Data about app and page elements
***

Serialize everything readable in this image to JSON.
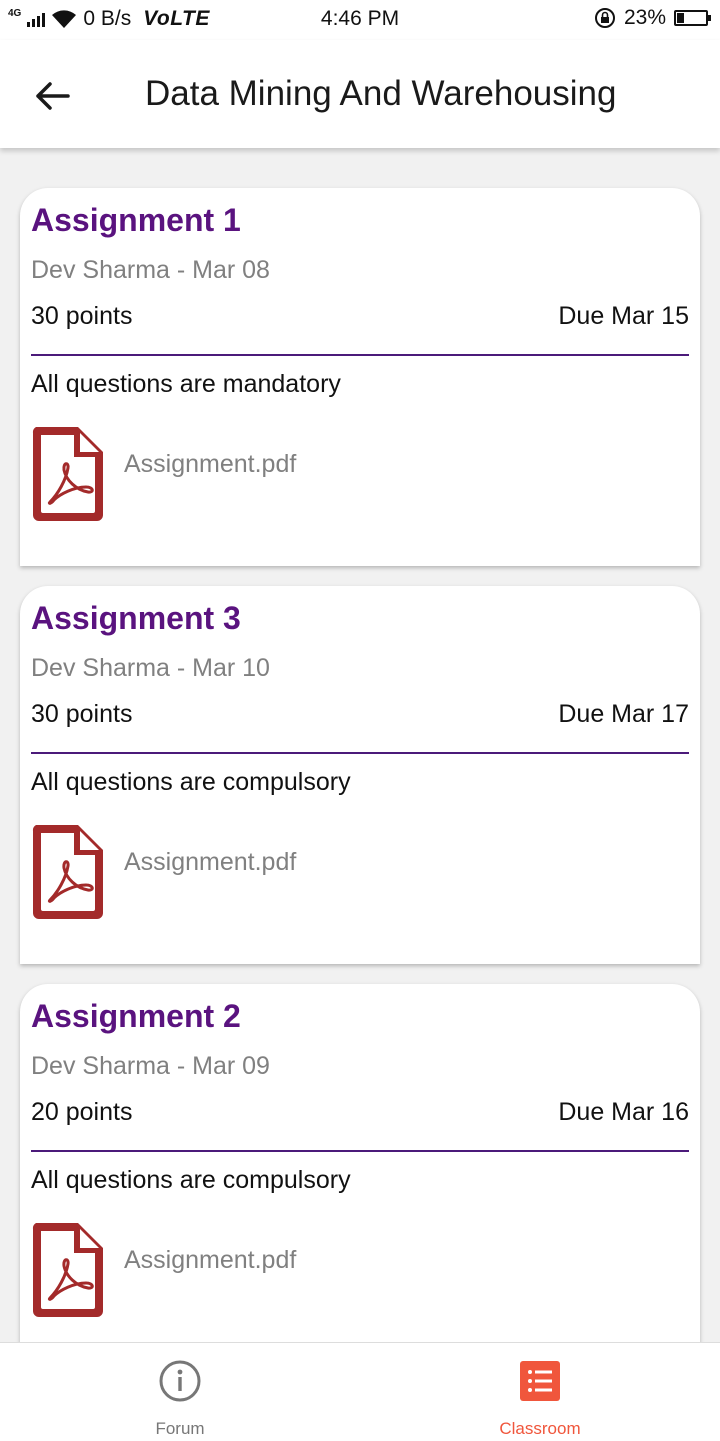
{
  "status_bar": {
    "network": "4G",
    "data_rate": "0 B/s",
    "volte": "VoLTE",
    "time": "4:46 PM",
    "battery_percent": "23%",
    "battery_level": 0.23
  },
  "app_bar": {
    "title": "Data Mining And Warehousing"
  },
  "assignments": [
    {
      "title": "Assignment 1",
      "meta": "Dev Sharma - Mar 08",
      "points": "30 points",
      "due": "Due Mar 15",
      "description": "All questions are mandatory",
      "attachment": "Assignment.pdf"
    },
    {
      "title": "Assignment 3",
      "meta": "Dev Sharma - Mar 10",
      "points": "30 points",
      "due": "Due Mar 17",
      "description": "All questions are compulsory",
      "attachment": "Assignment.pdf"
    },
    {
      "title": "Assignment 2",
      "meta": "Dev Sharma - Mar 09",
      "points": "20 points",
      "due": "Due Mar 16",
      "description": "All questions are compulsory",
      "attachment": "Assignment.pdf"
    }
  ],
  "bottom_nav": {
    "items": [
      {
        "label": "Forum",
        "icon": "info-circle-icon",
        "active": false
      },
      {
        "label": "Classroom",
        "icon": "list-icon",
        "active": true
      }
    ]
  },
  "colors": {
    "title_purple": "#5a137f",
    "divider_purple": "#4b1a7a",
    "pdf_red": "#a32a2a",
    "accent_orange": "#f0563c"
  }
}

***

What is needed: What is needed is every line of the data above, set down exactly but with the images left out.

Task result:
Serialize everything readable in this image to JSON.
{
  "status_bar": {
    "network": "4G",
    "data_rate": "0 B/s",
    "volte": "VoLTE",
    "time": "4:46 PM",
    "battery_percent": "23%",
    "battery_level": 0.23
  },
  "app_bar": {
    "title": "Data Mining And Warehousing"
  },
  "assignments": [
    {
      "title": "Assignment 1",
      "meta": "Dev Sharma - Mar 08",
      "points": "30 points",
      "due": "Due Mar 15",
      "description": "All questions are mandatory",
      "attachment": "Assignment.pdf"
    },
    {
      "title": "Assignment 3",
      "meta": "Dev Sharma - Mar 10",
      "points": "30 points",
      "due": "Due Mar 17",
      "description": "All questions are compulsory",
      "attachment": "Assignment.pdf"
    },
    {
      "title": "Assignment 2",
      "meta": "Dev Sharma - Mar 09",
      "points": "20 points",
      "due": "Due Mar 16",
      "description": "All questions are compulsory",
      "attachment": "Assignment.pdf"
    }
  ],
  "bottom_nav": {
    "items": [
      {
        "label": "Forum",
        "icon": "info-circle-icon",
        "active": false
      },
      {
        "label": "Classroom",
        "icon": "list-icon",
        "active": true
      }
    ]
  },
  "colors": {
    "title_purple": "#5a137f",
    "divider_purple": "#4b1a7a",
    "pdf_red": "#a32a2a",
    "accent_orange": "#f0563c"
  }
}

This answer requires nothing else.